Alternative namesKola kandha, Kola kenda
Region or stateSri Lanka
Created byTraditional
Serving temperatureHot
Main ingredientsgotukola, red rice or brown rice, grated coconut or coconut milk, ginger, garlic, salt
Variationslemon juice, palm sugar

Kola kanda (also known as Kola kandha or Kola kenda) (Sinhala: කොළ කැඳ) is a traditional herbal congee or gruel made from raw rice, coconut milk and the fresh juice of medicinally valued leafy greens.[1][2][3] The leaves may include gotukola, karapincha, welpenela, iramusu, hatawariya, Polpala, karapincha or ranawara, depending upon the type of ailment that is being sought to prevent or cure.[4][5] It is usually served at breakfast, steaming hot, with a piece of jaggery (palm sugar) to counter the bitterness of the herbal leaves.

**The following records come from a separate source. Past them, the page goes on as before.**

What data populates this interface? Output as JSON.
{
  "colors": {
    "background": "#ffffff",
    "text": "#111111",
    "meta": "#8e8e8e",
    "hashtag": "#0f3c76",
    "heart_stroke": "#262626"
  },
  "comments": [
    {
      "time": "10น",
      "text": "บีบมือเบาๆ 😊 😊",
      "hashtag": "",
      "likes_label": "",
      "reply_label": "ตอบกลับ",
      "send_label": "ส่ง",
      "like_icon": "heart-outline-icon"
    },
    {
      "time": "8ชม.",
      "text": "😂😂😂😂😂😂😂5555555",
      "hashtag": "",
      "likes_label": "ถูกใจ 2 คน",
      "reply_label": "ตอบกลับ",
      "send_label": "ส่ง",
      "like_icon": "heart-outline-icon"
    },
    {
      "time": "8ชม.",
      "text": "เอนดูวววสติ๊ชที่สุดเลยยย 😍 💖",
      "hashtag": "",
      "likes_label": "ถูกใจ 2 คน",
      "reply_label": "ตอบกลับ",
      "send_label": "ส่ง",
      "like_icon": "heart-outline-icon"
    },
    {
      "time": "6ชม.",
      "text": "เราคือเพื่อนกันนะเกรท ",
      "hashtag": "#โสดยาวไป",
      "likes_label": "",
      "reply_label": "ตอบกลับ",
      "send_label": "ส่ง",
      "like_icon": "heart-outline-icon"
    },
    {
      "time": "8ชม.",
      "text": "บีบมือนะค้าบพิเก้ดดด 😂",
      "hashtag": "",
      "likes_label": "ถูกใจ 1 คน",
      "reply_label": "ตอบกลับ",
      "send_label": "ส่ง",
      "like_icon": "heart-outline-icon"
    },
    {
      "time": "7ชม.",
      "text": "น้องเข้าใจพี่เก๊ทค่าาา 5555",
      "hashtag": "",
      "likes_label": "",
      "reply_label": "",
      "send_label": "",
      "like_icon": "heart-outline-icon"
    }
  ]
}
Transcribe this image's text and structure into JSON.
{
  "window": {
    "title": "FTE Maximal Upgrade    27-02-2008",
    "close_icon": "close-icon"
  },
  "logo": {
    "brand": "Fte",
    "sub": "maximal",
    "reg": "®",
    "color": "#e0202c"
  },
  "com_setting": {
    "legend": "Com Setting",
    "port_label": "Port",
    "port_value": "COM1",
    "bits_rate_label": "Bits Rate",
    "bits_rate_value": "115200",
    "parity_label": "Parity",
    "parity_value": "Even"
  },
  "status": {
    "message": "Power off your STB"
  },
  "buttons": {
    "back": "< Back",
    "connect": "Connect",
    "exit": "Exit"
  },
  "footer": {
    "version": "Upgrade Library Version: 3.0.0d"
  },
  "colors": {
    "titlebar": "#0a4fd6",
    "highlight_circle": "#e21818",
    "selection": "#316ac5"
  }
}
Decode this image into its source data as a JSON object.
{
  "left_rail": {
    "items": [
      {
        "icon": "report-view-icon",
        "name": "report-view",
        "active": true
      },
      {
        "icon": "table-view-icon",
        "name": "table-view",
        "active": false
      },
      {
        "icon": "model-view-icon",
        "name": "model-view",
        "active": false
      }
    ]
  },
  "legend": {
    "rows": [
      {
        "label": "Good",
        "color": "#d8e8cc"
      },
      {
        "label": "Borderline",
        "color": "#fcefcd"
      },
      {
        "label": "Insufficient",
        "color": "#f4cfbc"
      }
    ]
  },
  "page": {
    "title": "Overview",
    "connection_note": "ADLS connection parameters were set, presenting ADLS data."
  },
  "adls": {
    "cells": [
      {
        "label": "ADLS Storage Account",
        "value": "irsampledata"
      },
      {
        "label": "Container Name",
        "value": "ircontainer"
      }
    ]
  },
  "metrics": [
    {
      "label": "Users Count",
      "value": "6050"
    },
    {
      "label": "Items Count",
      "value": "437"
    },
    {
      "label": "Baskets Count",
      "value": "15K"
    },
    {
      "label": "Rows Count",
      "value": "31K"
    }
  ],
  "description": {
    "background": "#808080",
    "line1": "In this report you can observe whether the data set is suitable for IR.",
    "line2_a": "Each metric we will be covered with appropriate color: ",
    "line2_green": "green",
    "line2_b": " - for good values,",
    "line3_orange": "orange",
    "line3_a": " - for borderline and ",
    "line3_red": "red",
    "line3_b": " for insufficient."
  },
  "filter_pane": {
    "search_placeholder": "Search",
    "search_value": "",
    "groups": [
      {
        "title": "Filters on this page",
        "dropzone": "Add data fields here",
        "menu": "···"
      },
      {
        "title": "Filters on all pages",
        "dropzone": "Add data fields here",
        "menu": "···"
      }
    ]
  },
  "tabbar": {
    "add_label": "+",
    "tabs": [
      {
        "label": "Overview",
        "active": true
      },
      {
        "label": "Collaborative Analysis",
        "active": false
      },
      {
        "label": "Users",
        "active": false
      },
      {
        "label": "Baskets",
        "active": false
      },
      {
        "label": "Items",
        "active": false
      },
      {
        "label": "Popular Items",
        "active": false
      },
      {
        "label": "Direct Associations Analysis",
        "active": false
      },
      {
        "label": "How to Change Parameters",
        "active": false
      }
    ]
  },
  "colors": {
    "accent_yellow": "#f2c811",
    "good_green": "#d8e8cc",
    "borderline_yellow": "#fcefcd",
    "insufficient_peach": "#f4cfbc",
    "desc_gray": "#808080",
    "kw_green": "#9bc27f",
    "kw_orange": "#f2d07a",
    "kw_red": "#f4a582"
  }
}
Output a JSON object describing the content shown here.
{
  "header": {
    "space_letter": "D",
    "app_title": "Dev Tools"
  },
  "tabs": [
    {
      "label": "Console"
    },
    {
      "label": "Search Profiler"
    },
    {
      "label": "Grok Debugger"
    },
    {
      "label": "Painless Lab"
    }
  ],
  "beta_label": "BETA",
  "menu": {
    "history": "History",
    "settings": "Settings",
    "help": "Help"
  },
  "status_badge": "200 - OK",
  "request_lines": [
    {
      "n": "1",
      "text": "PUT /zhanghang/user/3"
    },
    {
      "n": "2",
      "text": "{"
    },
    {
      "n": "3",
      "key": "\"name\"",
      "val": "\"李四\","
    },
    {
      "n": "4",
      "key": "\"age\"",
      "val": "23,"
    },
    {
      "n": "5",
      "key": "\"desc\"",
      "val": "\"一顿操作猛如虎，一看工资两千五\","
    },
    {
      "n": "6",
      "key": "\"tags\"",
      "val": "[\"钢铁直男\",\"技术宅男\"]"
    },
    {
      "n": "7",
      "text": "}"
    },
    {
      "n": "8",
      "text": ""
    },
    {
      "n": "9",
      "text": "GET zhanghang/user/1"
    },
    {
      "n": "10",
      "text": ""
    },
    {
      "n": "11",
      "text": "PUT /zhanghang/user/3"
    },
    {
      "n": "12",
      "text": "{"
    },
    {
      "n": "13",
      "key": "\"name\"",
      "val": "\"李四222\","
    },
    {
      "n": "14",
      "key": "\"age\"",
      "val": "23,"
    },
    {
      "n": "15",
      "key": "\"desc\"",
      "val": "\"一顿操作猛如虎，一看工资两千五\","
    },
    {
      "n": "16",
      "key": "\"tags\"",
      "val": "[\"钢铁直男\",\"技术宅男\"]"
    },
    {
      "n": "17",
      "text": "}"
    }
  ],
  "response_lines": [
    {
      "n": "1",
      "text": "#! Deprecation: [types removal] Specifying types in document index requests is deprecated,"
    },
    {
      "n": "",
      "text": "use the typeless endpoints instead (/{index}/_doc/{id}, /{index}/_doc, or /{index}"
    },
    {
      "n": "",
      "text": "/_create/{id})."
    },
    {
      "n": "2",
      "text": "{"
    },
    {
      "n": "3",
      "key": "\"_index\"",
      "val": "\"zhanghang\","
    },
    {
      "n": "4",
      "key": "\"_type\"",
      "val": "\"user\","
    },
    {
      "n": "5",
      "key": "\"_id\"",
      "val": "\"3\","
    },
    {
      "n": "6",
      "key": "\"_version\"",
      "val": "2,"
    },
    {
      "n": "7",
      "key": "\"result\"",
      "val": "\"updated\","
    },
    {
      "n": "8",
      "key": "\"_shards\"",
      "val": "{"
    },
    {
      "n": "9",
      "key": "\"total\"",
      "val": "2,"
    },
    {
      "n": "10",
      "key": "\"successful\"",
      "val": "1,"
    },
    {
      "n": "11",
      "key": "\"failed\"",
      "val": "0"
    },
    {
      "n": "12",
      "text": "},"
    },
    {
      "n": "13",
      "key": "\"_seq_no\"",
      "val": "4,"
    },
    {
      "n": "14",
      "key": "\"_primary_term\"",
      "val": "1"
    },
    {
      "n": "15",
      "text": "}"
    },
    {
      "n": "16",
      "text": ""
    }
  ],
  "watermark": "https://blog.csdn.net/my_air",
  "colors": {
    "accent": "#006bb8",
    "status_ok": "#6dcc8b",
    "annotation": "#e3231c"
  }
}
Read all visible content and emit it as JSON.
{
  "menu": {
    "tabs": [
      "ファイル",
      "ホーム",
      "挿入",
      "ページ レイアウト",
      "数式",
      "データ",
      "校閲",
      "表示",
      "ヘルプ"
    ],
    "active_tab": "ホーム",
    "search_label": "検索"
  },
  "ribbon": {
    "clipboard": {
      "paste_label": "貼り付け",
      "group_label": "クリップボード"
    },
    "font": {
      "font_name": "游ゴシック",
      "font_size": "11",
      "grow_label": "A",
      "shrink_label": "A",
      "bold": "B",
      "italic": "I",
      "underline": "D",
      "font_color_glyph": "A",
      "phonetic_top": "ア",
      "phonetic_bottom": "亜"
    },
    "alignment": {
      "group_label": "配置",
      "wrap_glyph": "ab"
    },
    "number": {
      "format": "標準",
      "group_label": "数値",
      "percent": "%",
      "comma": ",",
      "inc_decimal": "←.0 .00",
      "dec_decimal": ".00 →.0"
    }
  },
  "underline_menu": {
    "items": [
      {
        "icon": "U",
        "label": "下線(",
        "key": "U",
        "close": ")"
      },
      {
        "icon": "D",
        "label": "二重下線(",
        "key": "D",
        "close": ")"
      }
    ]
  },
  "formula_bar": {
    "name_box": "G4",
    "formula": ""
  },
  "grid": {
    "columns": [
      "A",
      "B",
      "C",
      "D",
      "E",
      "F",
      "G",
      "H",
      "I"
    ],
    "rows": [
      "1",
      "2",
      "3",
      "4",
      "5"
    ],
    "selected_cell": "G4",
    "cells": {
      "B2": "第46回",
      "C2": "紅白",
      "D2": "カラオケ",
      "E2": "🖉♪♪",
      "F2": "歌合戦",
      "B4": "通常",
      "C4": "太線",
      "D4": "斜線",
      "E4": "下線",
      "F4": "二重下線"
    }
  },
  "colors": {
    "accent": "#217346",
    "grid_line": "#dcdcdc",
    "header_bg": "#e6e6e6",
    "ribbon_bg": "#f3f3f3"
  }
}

According to ancient texts, including the Dīpavaṃsa and Mahāvaṃsa, the habit of consuming Kola kanda originated with the Buddhist culture. It is eaten by Buddhist monks in the morning, as a means of sustenance. As part of the Buddhist monastic code, monks are only permitted two meals a day (breakfast and lunch) and following a period of not consuming any solid food since lunch the previous day Kola kanda provides the monks with the necessary restoration and rejuvenation to commence their daily activities.[4]


The oldest recorded recipe for Kol kanda mentions the following ingredients and their amounts


The red rice is ground on a grindstone until broken into smaller pieces, the selected herb is also ground in a similar manner until the juice is extracted. Approximately three cups of water are added to the broken rice grains and boiled, and then milk obtained from the grated coconut and garlic is added. The mixture is stirred until the rice becomes soft. The herbal extract is added last with salt and removed from the heat to avoid destroying the nutrients from the herbs.[4]


  1. ^ Fernando, Seela (1982). Traditional Herbal Food and Medicines in Sri Lanka. National NGO Council of Sri Lanka. p. 110-113.
  2. ^ Daniel, Shannine (18 February 2018). "Kola Kenda—That Green Gruel Everyone Sort Of Loves". Roar Media. Retrieved 18 August 2020.
  3. ^ Nichter, M. (1989). Anthropology and International Health: South Asian Case Studies. Springer Science & Business Media. p. 174. ISBN 9780792300052.
  4. ^ a b c Waisundara, Viduranga Y., ed. (2019). Traditional Herbal Remedies of Sri Lanka. CRC Press. pp. 2027–2040. ISBN 9781351723398.
  5. ^ de Silva, Omalka (26 August 2018). "Let's have a glass of kola kenda!". Sunday Observer. Retrieved 18 August 2020.